Posted on Tuesday, March 4, 2014 in Uncategorized
Yesterday I introduced you to the woman who cried alone.
She wept alone.
She didn’t choose to be alone.
She simply was alone.
The grocery store was full of alone people. Most did not choose to be alone. Some did.
Some were not alone; they were with family, friends, co-workers and colleagues.
They were with people in person.
And “with” people on their phones.
But that woman cried alone.
Until people stopped being alone.
And they started being together.
Together, No Longer Alone
Many people are wary of people; espcially of strangers.
Many people are uncomfortable with people who cry.
– They shut them up: “You’ll be fine.” “It’s not that bad.”
– They shut them down. “Get over it already.” “Man-up!”
Many people avoid sad or depressed people because they feel incapable.
That’s the irony.
Often times, it’s better to say little.
Sad or hurting people usually need to feel heard; not lectured or corrected.
When we listen, really hear the other person, it makes a huge difference:
– We hear more of what’s being said
– We quiet our need to be in control
– The speaker feels more lovable as we pay attention
– We assure the speaker feels worthwhile as we listen
– The speaker grows in self-confidence as they realize they are capable of expressing themselves clearly
– And, our self-respect grows as we commend ourselves as capable listeners
In Power Players I mentioned that Jesus told a radical story in which the unlovable “enemy” was really the hero; it’s a radical world-upside-down tale.
Listen For Their Cries
Jesus Christ told a story. “There was once a man traveling from Jerusalem to Jericho. On the way he was attacked by robbers. They took his clothes, beat him up, and went off leaving him half-dead. Luckily, a priest was on his way down the same road, but when he saw him he angled across to the other side. Then a Levite religious man showed up; he also avoided the injured man.
“A Samaritan traveling the road came on him. When he saw the man’s condition, his heart went out to him. He gave him first aid, disinfecting and bandaging his wounds. Then he lifted him onto his donkey, led him to an inn, and made him comfortable. In the morning he took out two silver coins and gave them to the innkeeper, saying, ‘Take good care of him. If it costs any more, put it on my bill—I’ll pay you on my way back.’
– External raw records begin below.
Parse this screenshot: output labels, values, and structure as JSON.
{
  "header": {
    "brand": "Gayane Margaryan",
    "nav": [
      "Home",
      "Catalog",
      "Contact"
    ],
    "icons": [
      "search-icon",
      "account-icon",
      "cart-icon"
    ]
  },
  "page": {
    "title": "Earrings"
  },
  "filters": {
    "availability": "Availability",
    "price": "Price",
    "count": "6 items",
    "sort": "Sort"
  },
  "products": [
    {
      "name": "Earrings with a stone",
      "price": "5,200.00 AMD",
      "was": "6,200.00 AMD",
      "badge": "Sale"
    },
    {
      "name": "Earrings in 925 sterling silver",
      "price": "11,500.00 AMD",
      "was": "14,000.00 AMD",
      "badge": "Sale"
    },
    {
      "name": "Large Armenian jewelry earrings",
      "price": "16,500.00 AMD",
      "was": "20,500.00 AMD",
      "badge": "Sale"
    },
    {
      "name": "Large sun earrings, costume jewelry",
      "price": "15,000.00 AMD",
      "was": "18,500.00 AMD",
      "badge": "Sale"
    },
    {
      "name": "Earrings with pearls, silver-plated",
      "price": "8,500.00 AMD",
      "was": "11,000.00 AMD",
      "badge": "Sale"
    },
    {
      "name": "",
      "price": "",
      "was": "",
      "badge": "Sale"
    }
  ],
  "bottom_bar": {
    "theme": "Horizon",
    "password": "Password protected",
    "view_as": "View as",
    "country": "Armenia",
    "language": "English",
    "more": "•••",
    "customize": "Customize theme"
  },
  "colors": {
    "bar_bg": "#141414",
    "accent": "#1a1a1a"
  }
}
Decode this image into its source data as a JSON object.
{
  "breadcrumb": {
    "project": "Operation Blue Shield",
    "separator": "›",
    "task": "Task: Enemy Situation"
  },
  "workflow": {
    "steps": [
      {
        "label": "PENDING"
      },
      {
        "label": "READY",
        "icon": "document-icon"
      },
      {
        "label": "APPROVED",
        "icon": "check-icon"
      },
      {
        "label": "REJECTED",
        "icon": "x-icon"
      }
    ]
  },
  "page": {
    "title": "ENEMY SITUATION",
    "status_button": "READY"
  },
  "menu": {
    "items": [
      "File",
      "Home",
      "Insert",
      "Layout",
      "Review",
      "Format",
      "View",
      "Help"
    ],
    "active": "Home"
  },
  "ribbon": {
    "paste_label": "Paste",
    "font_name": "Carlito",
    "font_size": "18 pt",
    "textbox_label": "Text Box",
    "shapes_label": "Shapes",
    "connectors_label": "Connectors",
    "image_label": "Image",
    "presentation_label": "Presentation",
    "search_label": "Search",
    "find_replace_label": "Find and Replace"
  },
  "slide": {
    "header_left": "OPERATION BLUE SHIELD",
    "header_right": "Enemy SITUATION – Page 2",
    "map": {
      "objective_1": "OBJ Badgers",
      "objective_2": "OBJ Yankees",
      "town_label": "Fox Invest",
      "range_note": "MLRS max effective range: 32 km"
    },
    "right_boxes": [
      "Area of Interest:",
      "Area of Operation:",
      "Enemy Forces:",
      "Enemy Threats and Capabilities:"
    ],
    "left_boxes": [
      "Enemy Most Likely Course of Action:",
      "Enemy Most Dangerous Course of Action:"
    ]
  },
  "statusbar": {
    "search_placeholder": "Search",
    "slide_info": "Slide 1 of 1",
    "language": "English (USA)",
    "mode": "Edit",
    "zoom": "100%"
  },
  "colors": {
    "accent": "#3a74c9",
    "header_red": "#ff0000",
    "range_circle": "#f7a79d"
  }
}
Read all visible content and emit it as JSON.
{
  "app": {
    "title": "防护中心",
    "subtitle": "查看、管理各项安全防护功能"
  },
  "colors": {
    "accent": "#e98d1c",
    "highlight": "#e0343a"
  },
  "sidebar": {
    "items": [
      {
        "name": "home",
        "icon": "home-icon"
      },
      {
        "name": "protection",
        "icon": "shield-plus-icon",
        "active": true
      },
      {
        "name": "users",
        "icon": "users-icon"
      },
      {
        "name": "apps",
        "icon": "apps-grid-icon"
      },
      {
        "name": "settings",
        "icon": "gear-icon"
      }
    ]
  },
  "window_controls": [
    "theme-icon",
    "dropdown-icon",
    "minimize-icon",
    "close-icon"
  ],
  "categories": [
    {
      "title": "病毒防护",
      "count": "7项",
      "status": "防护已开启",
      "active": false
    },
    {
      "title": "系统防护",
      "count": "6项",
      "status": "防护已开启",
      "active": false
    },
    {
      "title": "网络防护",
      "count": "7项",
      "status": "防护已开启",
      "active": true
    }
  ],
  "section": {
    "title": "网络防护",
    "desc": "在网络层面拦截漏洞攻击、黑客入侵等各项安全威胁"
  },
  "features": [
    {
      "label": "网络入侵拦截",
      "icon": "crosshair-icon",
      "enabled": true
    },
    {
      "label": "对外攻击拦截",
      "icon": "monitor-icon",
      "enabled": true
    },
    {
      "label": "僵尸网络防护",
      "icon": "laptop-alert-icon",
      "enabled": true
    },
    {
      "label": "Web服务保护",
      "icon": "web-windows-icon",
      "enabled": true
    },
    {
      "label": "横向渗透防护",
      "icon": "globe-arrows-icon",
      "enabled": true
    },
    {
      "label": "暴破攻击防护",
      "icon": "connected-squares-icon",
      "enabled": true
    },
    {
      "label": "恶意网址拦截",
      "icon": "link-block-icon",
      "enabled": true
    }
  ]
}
“What do you think? Which of the three became a neighbor to the man attacked by robbers?”
“The one who treated him kindly,” the religion scholar responded.
Jesus said, “Go and do the same.” 1
“All our trials, great and small, can bring more of the two best things in life: love for life and love for others.”, wrote Gary Smalley. 2
Jesus said, “Go and do the same“; that’s mysilentscream!
1 – Luke 10:30-37, MSG
2 – From Gary Smalley’s book